▶ [INSTRUCTIONS TO FOLLOW]: For the word "this", find each line in the entries where it occurs and copy that line.

▶ [RECORDS FOR THE EXERCISE]:
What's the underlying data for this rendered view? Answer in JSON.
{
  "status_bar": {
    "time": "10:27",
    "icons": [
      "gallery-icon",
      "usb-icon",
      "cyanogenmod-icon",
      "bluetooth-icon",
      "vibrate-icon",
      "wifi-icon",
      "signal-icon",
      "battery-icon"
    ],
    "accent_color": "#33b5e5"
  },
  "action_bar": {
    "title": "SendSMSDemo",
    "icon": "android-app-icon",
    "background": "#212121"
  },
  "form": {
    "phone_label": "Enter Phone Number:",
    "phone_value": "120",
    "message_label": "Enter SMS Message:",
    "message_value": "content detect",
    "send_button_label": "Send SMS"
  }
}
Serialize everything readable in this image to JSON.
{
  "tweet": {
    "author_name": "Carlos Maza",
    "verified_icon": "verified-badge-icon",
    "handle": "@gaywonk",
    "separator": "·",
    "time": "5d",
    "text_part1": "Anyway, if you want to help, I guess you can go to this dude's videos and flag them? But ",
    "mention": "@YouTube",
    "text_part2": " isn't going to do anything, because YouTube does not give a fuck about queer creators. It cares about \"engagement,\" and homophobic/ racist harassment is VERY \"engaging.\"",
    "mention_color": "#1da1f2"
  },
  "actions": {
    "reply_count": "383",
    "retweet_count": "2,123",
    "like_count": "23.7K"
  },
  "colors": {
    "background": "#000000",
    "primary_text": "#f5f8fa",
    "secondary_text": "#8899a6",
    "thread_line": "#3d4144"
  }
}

▶ [TASK SOLUTION]:
What's the underlying data for this rendered view? Answer in JSON.
Serialize everything readable in this image to JSON.
    "text_part1": "Anyway, if you want to help, I guess you can go to this dude's videos and flag them? But ",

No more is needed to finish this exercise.